*REQUIREMENT:*
Copy out the data in full and exactly, passing over the pictures.

*Data records:*
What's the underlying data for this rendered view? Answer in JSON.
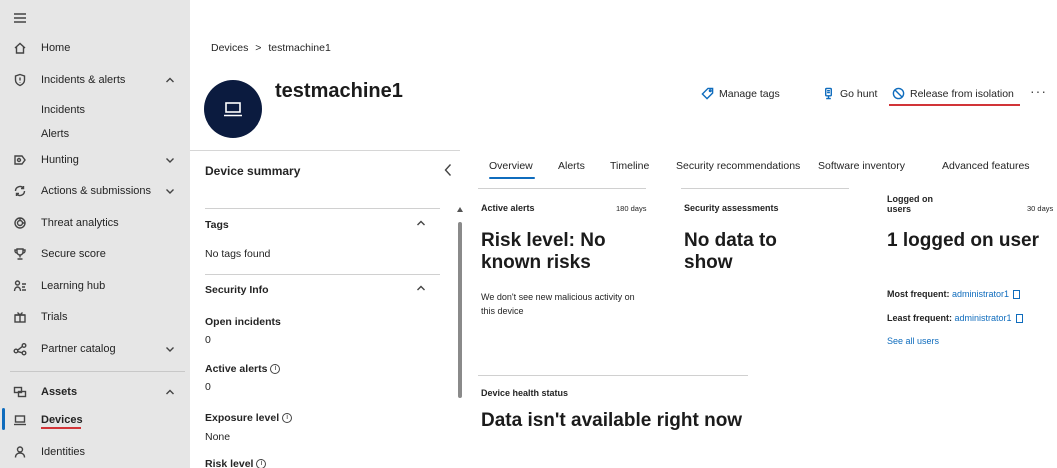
{
  "nav": {
    "home": "Home",
    "incidents_alerts": "Incidents & alerts",
    "incidents": "Incidents",
    "alerts": "Alerts",
    "hunting": "Hunting",
    "actions_submissions": "Actions & submissions",
    "threat_analytics": "Threat analytics",
    "secure_score": "Secure score",
    "learning_hub": "Learning hub",
    "trials": "Trials",
    "partner_catalog": "Partner catalog",
    "assets": "Assets",
    "devices": "Devices",
    "identities": "Identities"
  },
  "breadcrumb": {
    "root": "Devices",
    "sep": ">",
    "current": "testmachine1"
  },
  "device": {
    "name": "testmachine1"
  },
  "actions": {
    "manage_tags": "Manage tags",
    "go_hunt": "Go hunt",
    "release": "Release from isolation",
    "more": "···"
  },
  "summary": {
    "title": "Device summary",
    "tags_title": "Tags",
    "tags_value": "No tags found",
    "security_info_title": "Security Info",
    "open_incidents_label": "Open incidents",
    "open_incidents_value": "0",
    "active_alerts_label": "Active alerts",
    "active_alerts_value": "0",
    "exposure_label": "Exposure level",
    "exposure_value": "None",
    "risk_label": "Risk level"
  },
  "tabs": [
    "Overview",
    "Alerts",
    "Timeline",
    "Security recommendations",
    "Software inventory",
    "Advanced features"
  ],
  "cards": {
    "active_alerts": {
      "label": "Active alerts",
      "days": "180 days",
      "headline": "Risk level: No known risks",
      "note": "We don't see new malicious activity on this device"
    },
    "security_assessments": {
      "label": "Security assessments",
      "headline": "No data to show"
    },
    "logged_on": {
      "label": "Logged on users",
      "days": "30 days",
      "headline": "1 logged on user",
      "most_label": "Most frequent:",
      "most_value": "administrator1",
      "least_label": "Least frequent:",
      "least_value": "administrator1",
      "see_all": "See all users"
    },
    "health": {
      "label": "Device health status",
      "headline": "Data isn't available right now"
    }
  },
  "colors": {
    "accent": "#0f6cbd",
    "avatar_bg": "#0b1b3f",
    "annotation_red": "#d13438",
    "nav_bg": "#e6e6e6"
  }
}
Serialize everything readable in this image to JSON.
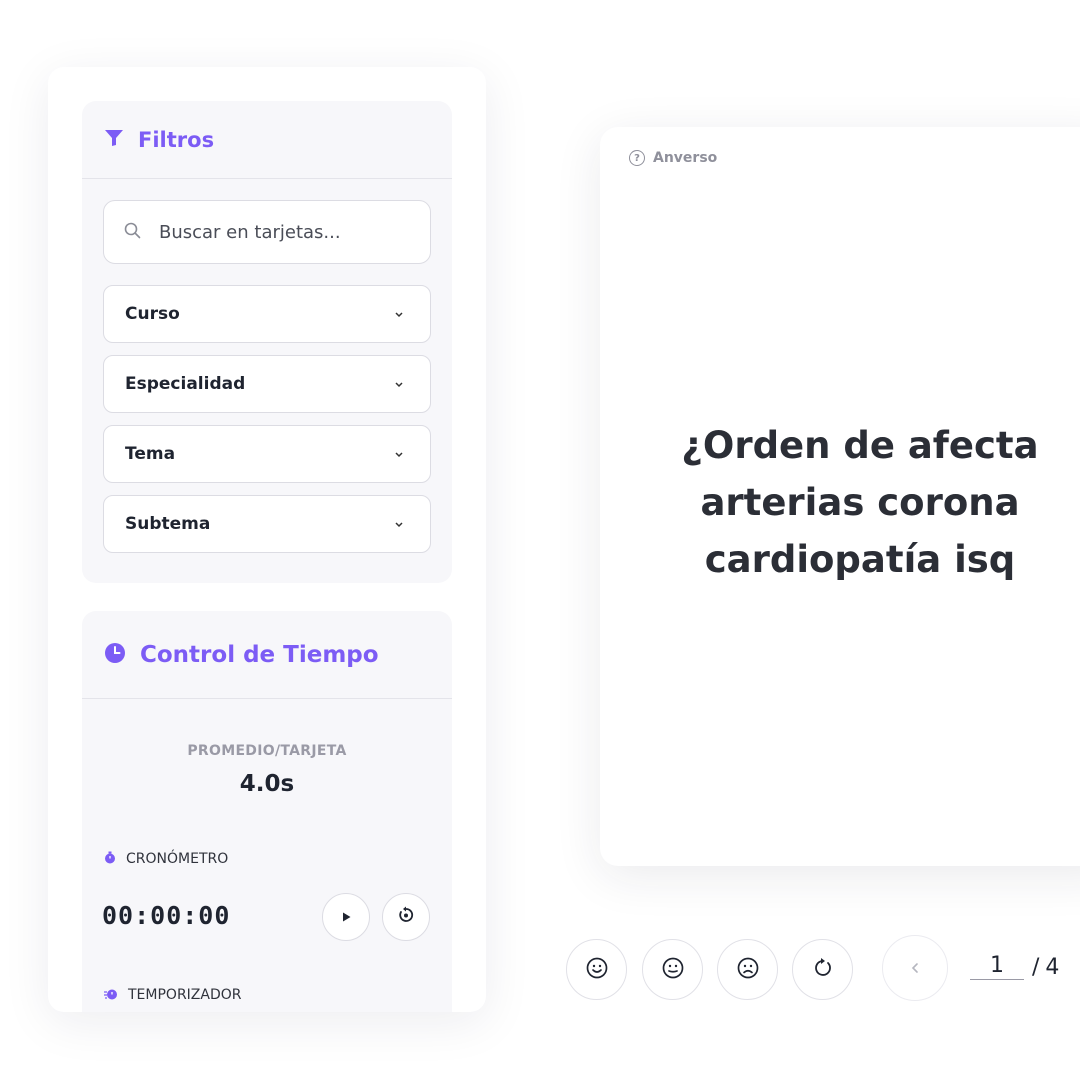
{
  "filters": {
    "title": "Filtros",
    "search_placeholder": "Buscar en tarjetas...",
    "selects": [
      {
        "label": "Curso"
      },
      {
        "label": "Especialidad"
      },
      {
        "label": "Tema"
      },
      {
        "label": "Subtema"
      }
    ]
  },
  "time_control": {
    "title": "Control de Tiempo",
    "average_label": "PROMEDIO/TARJETA",
    "average_value": "4.0s",
    "stopwatch_label": "CRONÓMETRO",
    "stopwatch_value": "00:00:00",
    "timer_label": "TEMPORIZADOR"
  },
  "card": {
    "side_label": "Anverso",
    "question_lines": [
      "¿Orden de afecta",
      "arterias corona",
      "cardiopatía isq"
    ]
  },
  "pagination": {
    "current": "1",
    "separator": "/",
    "total": "4"
  },
  "icons": {
    "filter": "filter-icon",
    "clock": "clock-icon",
    "search": "search-icon",
    "stopwatch": "stopwatch-icon",
    "timer": "timer-icon",
    "play": "play-icon",
    "reset": "reset-icon",
    "easy": "smile-icon",
    "medium": "neutral-face-icon",
    "hard": "sad-face-icon",
    "repeat": "repeat-icon",
    "prev": "chevron-left-icon",
    "question": "question-circle-icon"
  },
  "colors": {
    "accent": "#7c5cf5",
    "text": "#1f2430",
    "muted": "#9a9aa6"
  }
}
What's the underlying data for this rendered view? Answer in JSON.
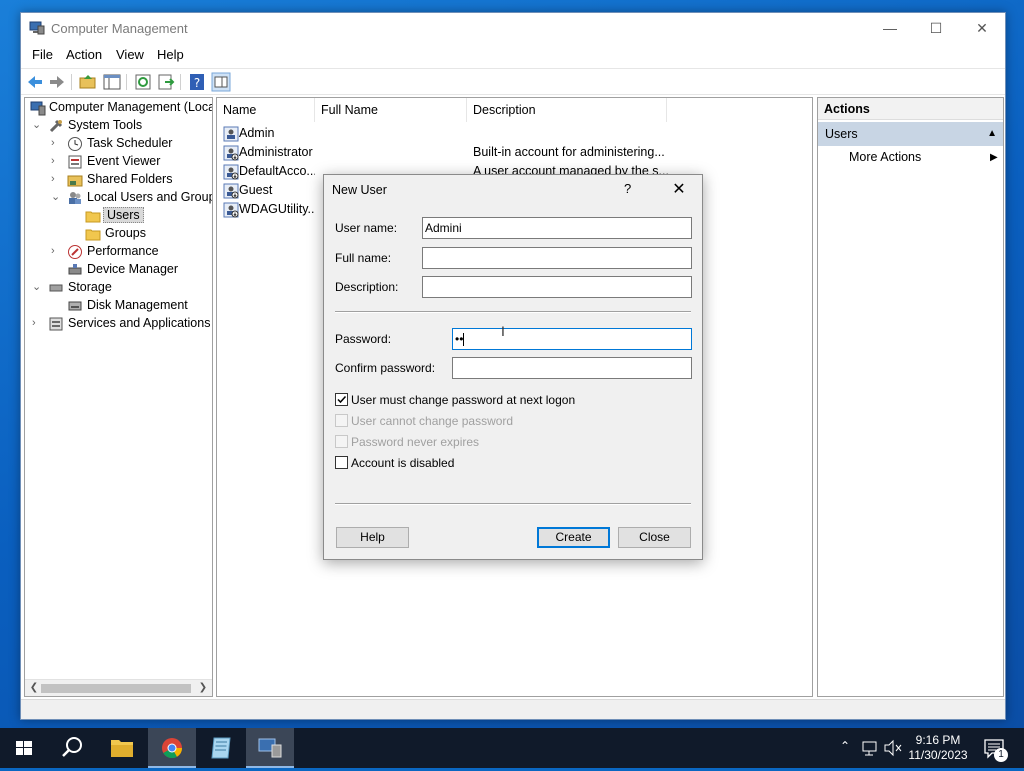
{
  "window": {
    "title": "Computer Management"
  },
  "menu": [
    "File",
    "Action",
    "View",
    "Help"
  ],
  "tree": {
    "root": "Computer Management (Local",
    "system_tools": "System Tools",
    "task_scheduler": "Task Scheduler",
    "event_viewer": "Event Viewer",
    "shared_folders": "Shared Folders",
    "local_users": "Local Users and Groups",
    "users": "Users",
    "groups": "Groups",
    "performance": "Performance",
    "device_manager": "Device Manager",
    "storage": "Storage",
    "disk_management": "Disk Management",
    "services": "Services and Applications"
  },
  "list": {
    "columns": [
      "Name",
      "Full Name",
      "Description"
    ],
    "rows": [
      {
        "name": "Admin",
        "full_name": "",
        "description": ""
      },
      {
        "name": "Administrator",
        "full_name": "",
        "description": "Built-in account for administering..."
      },
      {
        "name": "DefaultAcco...",
        "full_name": "",
        "description": "A user account managed by the s..."
      },
      {
        "name": "Guest",
        "full_name": "",
        "description": ""
      },
      {
        "name": "WDAGUtility...",
        "full_name": "",
        "description": ""
      }
    ]
  },
  "actions": {
    "header": "Actions",
    "section": "Users",
    "more": "More Actions"
  },
  "dialog": {
    "title": "New User",
    "help_glyph": "?",
    "username_label": "User name:",
    "username_value": "Admini",
    "fullname_label": "Full name:",
    "fullname_value": "",
    "description_label": "Description:",
    "description_value": "",
    "password_label": "Password:",
    "password_value": "••",
    "confirm_label": "Confirm password:",
    "confirm_value": "",
    "cb_must_change": "User must change password at next logon",
    "cb_cannot_change": "User cannot change password",
    "cb_never_expires": "Password never expires",
    "cb_disabled": "Account is disabled",
    "help_button": "Help",
    "create_button": "Create",
    "close_button": "Close"
  },
  "taskbar": {
    "time": "9:16 PM",
    "date": "11/30/2023",
    "notif_count": "1"
  },
  "colors": {
    "accent": "#0078d7",
    "desktop": "#0a67c2",
    "taskbar": "#101a2a"
  }
}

*SOLUTION BELOW:*
What's the underlying data for this rendered view? Answer in JSON.
{
  "nav": {
    "home": "Home",
    "incidents_alerts": "Incidents & alerts",
    "incidents": "Incidents",
    "alerts": "Alerts",
    "hunting": "Hunting",
    "actions_submissions": "Actions & submissions",
    "threat_analytics": "Threat analytics",
    "secure_score": "Secure score",
    "learning_hub": "Learning hub",
    "trials": "Trials",
    "partner_catalog": "Partner catalog",
    "assets": "Assets",
    "devices": "Devices",
    "identities": "Identities"
  },
  "breadcrumb": {
    "root": "Devices",
    "sep": ">",
    "current": "testmachine1"
  },
  "device": {
    "name": "testmachine1"
  },
  "actions": {
    "manage_tags": "Manage tags",
    "go_hunt": "Go hunt",
    "release": "Release from isolation",
    "more": "···"
  },
  "summary": {
    "title": "Device summary",
    "tags_title": "Tags",
    "tags_value": "No tags found",
    "security_info_title": "Security Info",
    "open_incidents_label": "Open incidents",
    "open_incidents_value": "0",
    "active_alerts_label": "Active alerts",
    "active_alerts_value": "0",
    "exposure_label": "Exposure level",
    "exposure_value": "None",
    "risk_label": "Risk level"
  },
  "tabs": [
    "Overview",
    "Alerts",
    "Timeline",
    "Security recommendations",
    "Software inventory",
    "Advanced features"
  ],
  "cards": {
    "active_alerts": {
      "label": "Active alerts",
      "days": "180 days",
      "headline": "Risk level: No known risks",
      "note": "We don't see new malicious activity on this device"
    },
    "security_assessments": {
      "label": "Security assessments",
      "headline": "No data to show"
    },
    "logged_on": {
      "label": "Logged on users",
      "days": "30 days",
      "headline": "1 logged on user",
      "most_label": "Most frequent:",
      "most_value": "administrator1",
      "least_label": "Least frequent:",
      "least_value": "administrator1",
      "see_all": "See all users"
    },
    "health": {
      "label": "Device health status",
      "headline": "Data isn't available right now"
    }
  },
  "colors": {
    "accent": "#0f6cbd",
    "avatar_bg": "#0b1b3f",
    "annotation_red": "#d13438",
    "nav_bg": "#e6e6e6"
  }
}
Serialize everything readable in this image to JSON.
{
  "filters": {
    "title": "Filtros",
    "search_placeholder": "Buscar en tarjetas...",
    "selects": [
      {
        "label": "Curso"
      },
      {
        "label": "Especialidad"
      },
      {
        "label": "Tema"
      },
      {
        "label": "Subtema"
      }
    ]
  },
  "time_control": {
    "title": "Control de Tiempo",
    "average_label": "PROMEDIO/TARJETA",
    "average_value": "4.0s",
    "stopwatch_label": "CRONÓMETRO",
    "stopwatch_value": "00:00:00",
    "timer_label": "TEMPORIZADOR"
  },
  "card": {
    "side_label": "Anverso",
    "question_lines": [
      "¿Orden de afecta",
      "arterias corona",
      "cardiopatía isq"
    ]
  },
  "pagination": {
    "current": "1",
    "separator": "/",
    "total": "4"
  },
  "icons": {
    "filter": "filter-icon",
    "clock": "clock-icon",
    "search": "search-icon",
    "stopwatch": "stopwatch-icon",
    "timer": "timer-icon",
    "play": "play-icon",
    "reset": "reset-icon",
    "easy": "smile-icon",
    "medium": "neutral-face-icon",
    "hard": "sad-face-icon",
    "repeat": "repeat-icon",
    "prev": "chevron-left-icon",
    "question": "question-circle-icon"
  },
  "colors": {
    "accent": "#7c5cf5",
    "text": "#1f2430",
    "muted": "#9a9aa6"
  }
}
What's the underlying data for this rendered view? Answer in JSON.
{
  "window": {
    "title": "Computer Management"
  },
  "menu": [
    "File",
    "Action",
    "View",
    "Help"
  ],
  "tree": {
    "root": "Computer Management (Local",
    "system_tools": "System Tools",
    "task_scheduler": "Task Scheduler",
    "event_viewer": "Event Viewer",
    "shared_folders": "Shared Folders",
    "local_users": "Local Users and Groups",
    "users": "Users",
    "groups": "Groups",
    "performance": "Performance",
    "device_manager": "Device Manager",
    "storage": "Storage",
    "disk_management": "Disk Management",
    "services": "Services and Applications"
  },
  "list": {
    "columns": [
      "Name",
      "Full Name",
      "Description"
    ],
    "rows": [
      {
        "name": "Admin",
        "full_name": "",
        "description": ""
      },
      {
        "name": "Administrator",
        "full_name": "",
        "description": "Built-in account for administering..."
      },
      {
        "name": "DefaultAcco...",
        "full_name": "",
        "description": "A user account managed by the s..."
      },
      {
        "name": "Guest",
        "full_name": "",
        "description": ""
      },
      {
        "name": "WDAGUtility...",
        "full_name": "",
        "description": ""
      }
    ]
  },
  "actions": {
    "header": "Actions",
    "section": "Users",
    "more": "More Actions"
  },
  "dialog": {
    "title": "New User",
    "help_glyph": "?",
    "username_label": "User name:",
    "username_value": "Admini",
    "fullname_label": "Full name:",
    "fullname_value": "",
    "description_label": "Description:",
    "description_value": "",
    "password_label": "Password:",
    "password_value": "••",
    "confirm_label": "Confirm password:",
    "confirm_value": "",
    "cb_must_change": "User must change password at next logon",
    "cb_cannot_change": "User cannot change password",
    "cb_never_expires": "Password never expires",
    "cb_disabled": "Account is disabled",
    "help_button": "Help",
    "create_button": "Create",
    "close_button": "Close"
  },
  "taskbar": {
    "time": "9:16 PM",
    "date": "11/30/2023",
    "notif_count": "1"
  },
  "colors": {
    "accent": "#0078d7",
    "desktop": "#0a67c2",
    "taskbar": "#101a2a"
  }
}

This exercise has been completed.